Diet-supplement makers may face criminal investigations and felony charges if they sell "deceptively labeled" products that contain steroids or drug ingredients, U.S. regulators said.
Weight-loss, body-building and sexual-enhancement products are the most common types of illegal supplements, the Food and Drug Administration said today in a statement. Diet-supplement makers and their employees may be investigated for marketing the substances, the FDA said in aÂ letterÂ to manufacturers.
The FDA has worked with the diet-supplement industry in the past two years to recall more than 80 products marketed for body building, 70 for sexual enhancement, and 40 for weight loss, the agency said in its letter. Some of the weight-loss supplements contained the active ingredient in Abbott Laboratories' diet drug Meridia, which was pulled off the market in October because of heart risks. Some illegal sexual-enhancement supplements contain the active ingredient in the erectile-dysfunction drugs Viagra, Cialis and Levitra, the agency said.

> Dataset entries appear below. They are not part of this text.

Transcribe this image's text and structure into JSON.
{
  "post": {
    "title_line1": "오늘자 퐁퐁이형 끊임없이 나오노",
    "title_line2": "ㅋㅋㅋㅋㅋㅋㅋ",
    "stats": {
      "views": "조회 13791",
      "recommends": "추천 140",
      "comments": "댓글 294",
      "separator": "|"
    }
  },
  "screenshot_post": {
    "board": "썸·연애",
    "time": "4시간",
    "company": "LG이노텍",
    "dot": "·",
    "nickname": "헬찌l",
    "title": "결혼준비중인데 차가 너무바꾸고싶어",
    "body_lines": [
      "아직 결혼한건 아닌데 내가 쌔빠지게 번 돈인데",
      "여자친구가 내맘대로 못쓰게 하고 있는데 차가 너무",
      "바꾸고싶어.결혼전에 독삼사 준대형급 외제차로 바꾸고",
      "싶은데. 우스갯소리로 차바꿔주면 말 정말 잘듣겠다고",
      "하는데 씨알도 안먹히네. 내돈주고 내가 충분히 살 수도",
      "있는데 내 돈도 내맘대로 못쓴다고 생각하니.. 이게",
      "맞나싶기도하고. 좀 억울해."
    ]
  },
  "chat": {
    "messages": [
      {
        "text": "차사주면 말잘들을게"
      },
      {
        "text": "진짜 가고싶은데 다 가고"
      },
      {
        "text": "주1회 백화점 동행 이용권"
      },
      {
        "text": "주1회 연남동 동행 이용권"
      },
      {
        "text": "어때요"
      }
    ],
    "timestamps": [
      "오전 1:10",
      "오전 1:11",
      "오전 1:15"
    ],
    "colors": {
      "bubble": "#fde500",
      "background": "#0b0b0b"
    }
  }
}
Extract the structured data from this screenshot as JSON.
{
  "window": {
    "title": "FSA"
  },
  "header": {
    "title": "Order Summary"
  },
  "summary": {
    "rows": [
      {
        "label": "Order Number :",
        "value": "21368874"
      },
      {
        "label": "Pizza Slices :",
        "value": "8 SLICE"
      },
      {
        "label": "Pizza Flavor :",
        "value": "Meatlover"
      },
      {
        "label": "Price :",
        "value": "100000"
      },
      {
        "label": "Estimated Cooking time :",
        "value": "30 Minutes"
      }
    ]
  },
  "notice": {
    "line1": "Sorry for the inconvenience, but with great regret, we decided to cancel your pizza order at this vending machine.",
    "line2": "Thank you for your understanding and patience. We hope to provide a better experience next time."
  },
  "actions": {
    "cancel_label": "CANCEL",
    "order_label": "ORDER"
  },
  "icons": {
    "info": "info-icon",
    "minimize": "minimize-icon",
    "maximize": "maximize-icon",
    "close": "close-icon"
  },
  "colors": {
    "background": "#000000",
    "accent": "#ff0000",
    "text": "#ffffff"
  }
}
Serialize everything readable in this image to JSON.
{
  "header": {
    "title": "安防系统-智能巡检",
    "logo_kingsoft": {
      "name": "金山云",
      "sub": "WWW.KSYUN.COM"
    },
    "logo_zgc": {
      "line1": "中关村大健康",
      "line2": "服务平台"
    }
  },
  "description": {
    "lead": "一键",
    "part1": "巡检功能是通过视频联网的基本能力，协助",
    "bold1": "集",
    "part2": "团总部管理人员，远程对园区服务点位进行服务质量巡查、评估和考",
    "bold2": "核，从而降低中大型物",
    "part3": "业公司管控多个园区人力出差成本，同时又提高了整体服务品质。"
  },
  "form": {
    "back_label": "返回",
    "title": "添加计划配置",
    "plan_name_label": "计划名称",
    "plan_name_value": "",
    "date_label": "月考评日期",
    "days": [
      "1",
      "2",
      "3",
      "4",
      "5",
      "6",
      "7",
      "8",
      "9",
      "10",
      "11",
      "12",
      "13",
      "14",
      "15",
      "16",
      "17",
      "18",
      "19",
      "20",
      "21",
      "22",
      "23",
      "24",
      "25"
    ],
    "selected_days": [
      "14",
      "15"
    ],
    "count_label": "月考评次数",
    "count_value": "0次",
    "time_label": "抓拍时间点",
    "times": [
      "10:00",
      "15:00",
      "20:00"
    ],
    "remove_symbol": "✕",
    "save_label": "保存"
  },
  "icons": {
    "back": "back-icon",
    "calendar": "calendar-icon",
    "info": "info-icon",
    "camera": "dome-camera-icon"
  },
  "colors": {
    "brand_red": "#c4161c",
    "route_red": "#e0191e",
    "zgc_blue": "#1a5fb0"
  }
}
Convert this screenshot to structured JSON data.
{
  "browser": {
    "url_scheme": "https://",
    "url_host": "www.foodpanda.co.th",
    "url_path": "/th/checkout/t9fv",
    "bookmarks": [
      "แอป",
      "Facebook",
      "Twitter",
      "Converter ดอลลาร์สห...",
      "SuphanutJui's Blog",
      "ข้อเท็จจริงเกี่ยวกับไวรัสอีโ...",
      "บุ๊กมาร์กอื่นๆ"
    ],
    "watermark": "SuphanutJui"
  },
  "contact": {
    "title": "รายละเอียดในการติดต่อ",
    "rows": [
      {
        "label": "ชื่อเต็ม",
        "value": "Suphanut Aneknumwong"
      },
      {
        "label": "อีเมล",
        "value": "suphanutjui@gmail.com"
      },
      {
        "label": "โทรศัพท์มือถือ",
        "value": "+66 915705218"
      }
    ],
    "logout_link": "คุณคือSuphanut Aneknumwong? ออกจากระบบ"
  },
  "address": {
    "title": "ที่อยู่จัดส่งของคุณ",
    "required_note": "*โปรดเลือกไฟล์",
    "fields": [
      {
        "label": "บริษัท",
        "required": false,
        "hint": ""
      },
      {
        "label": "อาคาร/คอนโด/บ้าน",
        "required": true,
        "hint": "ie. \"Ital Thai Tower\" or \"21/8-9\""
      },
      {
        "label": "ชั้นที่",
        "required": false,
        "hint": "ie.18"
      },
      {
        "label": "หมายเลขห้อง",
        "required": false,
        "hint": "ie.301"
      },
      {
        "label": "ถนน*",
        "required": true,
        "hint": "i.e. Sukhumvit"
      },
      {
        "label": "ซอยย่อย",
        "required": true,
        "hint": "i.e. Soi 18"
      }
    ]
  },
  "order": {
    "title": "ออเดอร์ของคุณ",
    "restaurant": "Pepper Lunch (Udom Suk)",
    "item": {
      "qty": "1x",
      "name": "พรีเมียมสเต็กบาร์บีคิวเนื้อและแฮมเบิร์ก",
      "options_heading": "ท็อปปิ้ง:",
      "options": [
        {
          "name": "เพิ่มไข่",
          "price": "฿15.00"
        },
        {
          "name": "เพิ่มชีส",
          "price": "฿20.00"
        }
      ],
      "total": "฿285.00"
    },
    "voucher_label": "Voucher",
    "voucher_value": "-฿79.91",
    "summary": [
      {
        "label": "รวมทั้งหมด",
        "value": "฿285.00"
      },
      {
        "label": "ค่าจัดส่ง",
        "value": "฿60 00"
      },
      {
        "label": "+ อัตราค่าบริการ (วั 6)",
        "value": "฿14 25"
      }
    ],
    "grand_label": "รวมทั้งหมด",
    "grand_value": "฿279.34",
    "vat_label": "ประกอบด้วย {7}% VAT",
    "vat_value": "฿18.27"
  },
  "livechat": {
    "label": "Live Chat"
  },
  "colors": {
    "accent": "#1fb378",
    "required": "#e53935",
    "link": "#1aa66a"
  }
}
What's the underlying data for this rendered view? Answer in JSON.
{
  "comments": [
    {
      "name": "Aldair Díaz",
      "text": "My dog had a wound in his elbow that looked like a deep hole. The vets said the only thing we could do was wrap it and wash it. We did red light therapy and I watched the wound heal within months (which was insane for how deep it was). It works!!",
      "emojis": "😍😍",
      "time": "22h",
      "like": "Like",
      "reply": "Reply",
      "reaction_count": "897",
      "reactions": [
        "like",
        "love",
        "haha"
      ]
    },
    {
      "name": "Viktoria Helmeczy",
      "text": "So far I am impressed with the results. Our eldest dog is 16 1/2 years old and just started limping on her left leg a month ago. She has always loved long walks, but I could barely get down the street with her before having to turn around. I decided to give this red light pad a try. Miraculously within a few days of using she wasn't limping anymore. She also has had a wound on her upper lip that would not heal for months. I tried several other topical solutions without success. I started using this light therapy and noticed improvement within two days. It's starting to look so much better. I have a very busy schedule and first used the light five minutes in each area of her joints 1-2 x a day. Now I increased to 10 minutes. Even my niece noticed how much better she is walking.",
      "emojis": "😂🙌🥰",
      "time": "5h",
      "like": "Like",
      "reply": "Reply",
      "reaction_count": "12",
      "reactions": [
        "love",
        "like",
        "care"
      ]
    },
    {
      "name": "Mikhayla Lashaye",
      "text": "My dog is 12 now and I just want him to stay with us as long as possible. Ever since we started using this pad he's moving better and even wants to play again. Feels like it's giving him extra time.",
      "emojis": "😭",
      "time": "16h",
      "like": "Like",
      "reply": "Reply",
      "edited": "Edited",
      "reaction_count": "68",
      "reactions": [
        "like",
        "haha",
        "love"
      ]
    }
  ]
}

"These tainted products can cause serious adverse effects, including strokes, organ failure, and death," FDA CommissionerÂ Margaret HamburgÂ said in the statement. "The manufacturers selling these tainted products are operating outside the law."
The FDA said it is working with five trade associations to combat illegal supplements. Illegal products "tarnish the reputation" of the legitimate supplement industry, the Council for Responsible Nutrition, the American Herbal Products Association, the Consumer Healthcare Products Association, the Natural Products Association and the United Natural Products Alliance said in a joint statement.
"Those who purposefully spike products are not legitimate dietary supplement companies, and the supplement industry is actively committed to being a part of this problem's solution," the five trade groups said.